I admire Winer’s daring to address profound questions here, as well as his willingness to not find the answers, to allow the mystery of human behavior to proliferate. He wants to penetrate so deep into the human heart and mind that his prose often reverts — and at times, I’ll say, distractingly, for me — into long series of rhetorical questions, each one more unanswerable than the last. But he compensates with passages where the description of detail is breathtakingly precise. Consider this picture of a handshake:

He attempted to withdraw his hand but Carrigan maintained an unconscious clamp on it, which threw Daniel’s free hand into dire confusion: it moved to unfix its imprisoned sibling, but, to its utter horror, found itself established atop Carrigan’s wrist in a four-layer embrace that could only be described as intimate. The free hand propelled itself away with uncalled-for violence, before describing a ragged arabesque in the air and finally bivouacking on Daniel’s hip

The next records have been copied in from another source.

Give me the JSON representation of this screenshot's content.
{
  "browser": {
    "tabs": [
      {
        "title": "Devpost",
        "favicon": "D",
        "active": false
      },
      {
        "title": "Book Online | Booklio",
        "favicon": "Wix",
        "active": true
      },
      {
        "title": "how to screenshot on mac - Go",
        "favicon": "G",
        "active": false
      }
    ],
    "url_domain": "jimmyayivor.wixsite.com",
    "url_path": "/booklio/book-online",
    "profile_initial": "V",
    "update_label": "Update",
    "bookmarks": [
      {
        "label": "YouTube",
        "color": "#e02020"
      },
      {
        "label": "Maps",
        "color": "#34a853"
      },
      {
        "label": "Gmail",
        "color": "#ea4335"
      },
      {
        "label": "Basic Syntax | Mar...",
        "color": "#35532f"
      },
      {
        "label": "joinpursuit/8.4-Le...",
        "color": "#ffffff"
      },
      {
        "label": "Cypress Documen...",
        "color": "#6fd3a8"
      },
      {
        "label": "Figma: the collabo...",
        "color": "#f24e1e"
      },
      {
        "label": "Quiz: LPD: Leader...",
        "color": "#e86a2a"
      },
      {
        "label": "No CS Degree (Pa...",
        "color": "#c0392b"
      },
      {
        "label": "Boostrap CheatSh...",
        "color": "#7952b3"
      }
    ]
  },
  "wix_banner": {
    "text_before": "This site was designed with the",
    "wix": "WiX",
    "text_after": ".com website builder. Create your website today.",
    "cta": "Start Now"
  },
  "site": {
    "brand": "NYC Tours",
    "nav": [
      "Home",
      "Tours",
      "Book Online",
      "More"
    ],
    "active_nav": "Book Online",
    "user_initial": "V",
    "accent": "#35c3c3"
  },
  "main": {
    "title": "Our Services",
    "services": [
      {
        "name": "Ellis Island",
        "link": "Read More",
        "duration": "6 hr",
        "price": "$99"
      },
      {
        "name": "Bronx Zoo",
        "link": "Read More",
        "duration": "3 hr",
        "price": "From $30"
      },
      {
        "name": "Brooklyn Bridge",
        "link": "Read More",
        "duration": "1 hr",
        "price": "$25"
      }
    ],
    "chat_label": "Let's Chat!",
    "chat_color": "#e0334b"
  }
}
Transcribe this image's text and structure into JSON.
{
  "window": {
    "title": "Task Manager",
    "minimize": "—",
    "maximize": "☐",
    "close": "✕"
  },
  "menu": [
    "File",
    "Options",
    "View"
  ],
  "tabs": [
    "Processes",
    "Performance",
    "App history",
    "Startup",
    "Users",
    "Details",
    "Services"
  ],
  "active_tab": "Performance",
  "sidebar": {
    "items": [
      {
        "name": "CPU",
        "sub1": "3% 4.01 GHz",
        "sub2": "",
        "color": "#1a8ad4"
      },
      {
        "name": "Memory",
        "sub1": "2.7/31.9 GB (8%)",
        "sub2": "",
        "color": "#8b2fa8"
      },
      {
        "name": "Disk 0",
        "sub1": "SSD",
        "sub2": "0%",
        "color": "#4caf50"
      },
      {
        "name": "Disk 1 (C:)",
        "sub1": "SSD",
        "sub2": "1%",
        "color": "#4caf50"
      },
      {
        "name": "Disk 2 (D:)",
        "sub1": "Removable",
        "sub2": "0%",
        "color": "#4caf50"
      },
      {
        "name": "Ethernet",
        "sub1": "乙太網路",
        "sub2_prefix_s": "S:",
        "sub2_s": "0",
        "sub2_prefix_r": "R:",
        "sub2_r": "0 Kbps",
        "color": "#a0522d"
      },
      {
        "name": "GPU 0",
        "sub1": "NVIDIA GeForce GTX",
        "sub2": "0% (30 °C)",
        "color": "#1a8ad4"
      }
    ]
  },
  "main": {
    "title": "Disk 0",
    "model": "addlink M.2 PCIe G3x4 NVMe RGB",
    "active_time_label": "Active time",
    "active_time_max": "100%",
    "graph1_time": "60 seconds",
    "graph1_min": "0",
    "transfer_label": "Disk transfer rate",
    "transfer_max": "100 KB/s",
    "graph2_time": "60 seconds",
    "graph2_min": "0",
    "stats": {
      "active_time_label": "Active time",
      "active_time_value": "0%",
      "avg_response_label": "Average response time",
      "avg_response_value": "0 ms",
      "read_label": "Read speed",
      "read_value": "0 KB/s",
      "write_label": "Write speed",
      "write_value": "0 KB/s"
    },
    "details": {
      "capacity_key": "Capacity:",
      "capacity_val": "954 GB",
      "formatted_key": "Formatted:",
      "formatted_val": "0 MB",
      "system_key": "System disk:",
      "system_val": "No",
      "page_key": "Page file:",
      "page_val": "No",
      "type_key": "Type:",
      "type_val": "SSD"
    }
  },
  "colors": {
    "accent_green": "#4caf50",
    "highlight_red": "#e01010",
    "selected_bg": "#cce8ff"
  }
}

All emotional and psychological perception aside, the precise physical depiction of this tiny event recalls Winer’s earlier training and practice as a painter. The observation and perception are both right on target. The same quality allows him, on a larger scale, to evoke landscapes and cityscapes that are fully as convincing, and which give the reader that persuasive sense of “being there,” in the picture, and sharing in the mood that they create.

One other thing needs to be said: to read the story is to be held captive by its multiple mysteries. The skillful intertwining of the two narrative threads keeps the reader always wanting to know more, awaiting the next revelation, knowing that we won’t know until the last pages how all these threads will come together, how these questions will resolve themselves, and yet pleasantly satisfied with each revelation as it comes, never in a hurry to get to that last page. There is — I’ll not reveal it — a climactic scene, followed by a spare and elegiac incantation that seeks to lay to rest the troubled souls the book has touched upon, and both of these serve to leave the reader satisfied that the journey, painful though it may have been at times, was not in vain. We have learned a great deal more about our own humanity along the way.

So, yes. Thumbs up! And read it. Definitely!

Peter Clothier is known chiefly as an observer of the contemporary art world, and as a widely published writer about art and artists.  He is the author of two novels, two books of poetry, a memoir, a monograph on the British artist David Hockney, and more recently a collection of poilitcal essays, The Bush Diaries.  His newest publication, Persist: In Praise of the Creative Spirit in a World Gone mad With Commerce, addresses the predicament of the creative individual in a culture in which celebrity and money too often count for more than talent and quality of work.  Currently, Clothier’s blogs, The Buddha Diaries and Persist: The Blog command an international readership. 

– is a deeply personal issue that everyone decides for himself. Sometimes the price is high, sometimes low. But this is not very important for life. Life is an interesting thing. And the price on Viagra – too.